Ayelet led her to the other side of the tent; when she pushed the flap, a closed door was revealed fixed in a high wall.
“Prepare yourself,” the woman whispered in the girl’s ear. “Close your eyes now, count slowly to five, and then open them.”
Ya’el nodded; Ayelet stretched her hands toward the door, and Ya’el closed her eyes and started counting in her mind: “One” — she felt a thick fog enveloping her — “Two” — covering her like a blanket — “Three” — a tangible darkness — “Four” — seeping in under her eyelids — “Five” — a pause — “Open your eyes!”
Darkness enveloped her, thick, tangible. Her heart was pounding and her head felt dizzy. She realized she was inside a cave, which was very different from the one at the side of Mount Gilbo’a from which the sacred Spring of Harod flowed. This one was so deep it felt fathomless; black darkness surrounding her on all sides, making her feel floating in the heavy, black air.
Time stood still. Then, through the darkness she discerned dots of glimmering eyes — hundreds, thousands — shining out of thousand glowing skulls; thousand black mouths gaped around her in a silent scream.
A taut spring inside her snapped, and Ya’el screamed... At once, all was gone; she was standing in front of the closed door in the wall, Ayelet by her side. The woman’s arm encircled her shoulders.
“Don’t be afraid, nothing is going to happen to you. Just tell me what you saw?”
“It was a cave, I suppose, full of skulls...” she shuddered, unable to go on.
“Ah, that’s good. Now, come over and sit here, on the rug; and here are some cushions that are right; now, here is something to drink, to calm your nerves. That’s it.” Her voice was so warm and comforting, Ya’el did not know what to think or feel, mechanically taking the drink to her mouth. She did not know what it was, but it was very reviving. She breathed deeply, her eyes clearing, her mind settling down.
“Now,” said Ayelet, standing over her, gazing at her with eyes full of compassion, “you’ll go back home, and tell nobody anything.

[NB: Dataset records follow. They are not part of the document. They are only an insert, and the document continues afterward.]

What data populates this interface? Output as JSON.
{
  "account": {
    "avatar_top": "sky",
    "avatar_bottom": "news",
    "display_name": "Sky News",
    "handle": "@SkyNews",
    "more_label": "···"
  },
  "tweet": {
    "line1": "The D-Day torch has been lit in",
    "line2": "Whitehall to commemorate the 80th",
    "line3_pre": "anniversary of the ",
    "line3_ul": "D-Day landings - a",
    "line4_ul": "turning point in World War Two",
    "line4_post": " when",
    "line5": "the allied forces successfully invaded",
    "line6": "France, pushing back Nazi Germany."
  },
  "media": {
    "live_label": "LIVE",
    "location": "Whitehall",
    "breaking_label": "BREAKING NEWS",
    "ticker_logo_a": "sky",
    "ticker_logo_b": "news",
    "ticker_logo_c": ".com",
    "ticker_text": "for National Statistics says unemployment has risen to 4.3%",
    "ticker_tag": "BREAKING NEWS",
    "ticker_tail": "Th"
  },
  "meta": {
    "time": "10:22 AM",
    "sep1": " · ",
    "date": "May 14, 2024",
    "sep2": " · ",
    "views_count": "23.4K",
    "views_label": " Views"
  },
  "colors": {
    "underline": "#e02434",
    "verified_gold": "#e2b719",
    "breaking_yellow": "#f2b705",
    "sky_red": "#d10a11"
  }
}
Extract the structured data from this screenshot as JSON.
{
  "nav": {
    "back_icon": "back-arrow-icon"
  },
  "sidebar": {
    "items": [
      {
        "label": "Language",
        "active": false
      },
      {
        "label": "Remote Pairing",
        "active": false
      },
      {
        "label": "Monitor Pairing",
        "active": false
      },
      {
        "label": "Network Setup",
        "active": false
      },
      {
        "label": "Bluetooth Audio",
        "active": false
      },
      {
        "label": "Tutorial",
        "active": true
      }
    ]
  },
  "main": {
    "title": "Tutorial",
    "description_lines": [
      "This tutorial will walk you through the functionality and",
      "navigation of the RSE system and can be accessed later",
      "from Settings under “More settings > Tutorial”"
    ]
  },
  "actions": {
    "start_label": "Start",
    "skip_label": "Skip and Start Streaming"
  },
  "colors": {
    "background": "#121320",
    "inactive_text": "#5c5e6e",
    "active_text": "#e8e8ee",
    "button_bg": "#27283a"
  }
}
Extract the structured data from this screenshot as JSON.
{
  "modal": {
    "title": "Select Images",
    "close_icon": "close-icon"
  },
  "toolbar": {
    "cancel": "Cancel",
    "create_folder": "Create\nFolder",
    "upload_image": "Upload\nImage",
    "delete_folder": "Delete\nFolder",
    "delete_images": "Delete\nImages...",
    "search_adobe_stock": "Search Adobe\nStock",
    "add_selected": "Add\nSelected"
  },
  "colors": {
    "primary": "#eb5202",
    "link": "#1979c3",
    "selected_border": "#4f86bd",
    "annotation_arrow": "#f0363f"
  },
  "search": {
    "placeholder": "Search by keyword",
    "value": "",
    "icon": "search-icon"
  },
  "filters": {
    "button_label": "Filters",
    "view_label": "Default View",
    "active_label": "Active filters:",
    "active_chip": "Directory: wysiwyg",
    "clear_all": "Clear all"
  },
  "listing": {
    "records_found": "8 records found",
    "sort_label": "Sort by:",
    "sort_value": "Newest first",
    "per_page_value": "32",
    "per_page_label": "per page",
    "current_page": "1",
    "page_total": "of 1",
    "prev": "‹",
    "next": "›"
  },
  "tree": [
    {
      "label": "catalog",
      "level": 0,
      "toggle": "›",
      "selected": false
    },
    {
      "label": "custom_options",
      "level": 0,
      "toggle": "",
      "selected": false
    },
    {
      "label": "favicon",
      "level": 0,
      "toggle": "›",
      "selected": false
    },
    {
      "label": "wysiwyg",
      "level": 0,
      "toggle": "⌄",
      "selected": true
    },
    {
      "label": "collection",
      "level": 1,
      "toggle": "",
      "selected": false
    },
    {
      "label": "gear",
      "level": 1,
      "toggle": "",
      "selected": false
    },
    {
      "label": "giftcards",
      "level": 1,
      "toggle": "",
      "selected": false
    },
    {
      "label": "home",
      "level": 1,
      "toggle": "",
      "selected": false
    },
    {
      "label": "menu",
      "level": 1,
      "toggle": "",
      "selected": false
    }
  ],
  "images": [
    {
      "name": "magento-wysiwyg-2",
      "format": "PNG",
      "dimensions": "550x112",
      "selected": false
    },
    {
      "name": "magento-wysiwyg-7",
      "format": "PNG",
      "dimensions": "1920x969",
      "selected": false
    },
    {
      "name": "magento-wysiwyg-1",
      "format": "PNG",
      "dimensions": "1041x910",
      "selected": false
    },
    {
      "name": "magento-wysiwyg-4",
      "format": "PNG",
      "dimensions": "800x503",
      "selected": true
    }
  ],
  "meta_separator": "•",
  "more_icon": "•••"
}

You’ve had a terrifying experience, and you need some time to make up you mind whether you want to come back to us or not. That door,” her eyes twinkles, “will always be open to you.”
‘That door?’ Ya’el did not think she’d ever want to see it again!
The woman helped her to rise, saw her to the tent’s opening. Ya’el hardly caught her farewell words, burst out running all the way home, glad to be back to hear her mother’s rebuke for her truancy.
“Where have you been? You’re never here when I need you!” setting her to clean the house, to leave everything shipshape before going on their trip to Shunem; relieved, Ya’el turned to the hateful task in unwonted fervor.
To be continued...
Copyright © 2003 by Tala Bar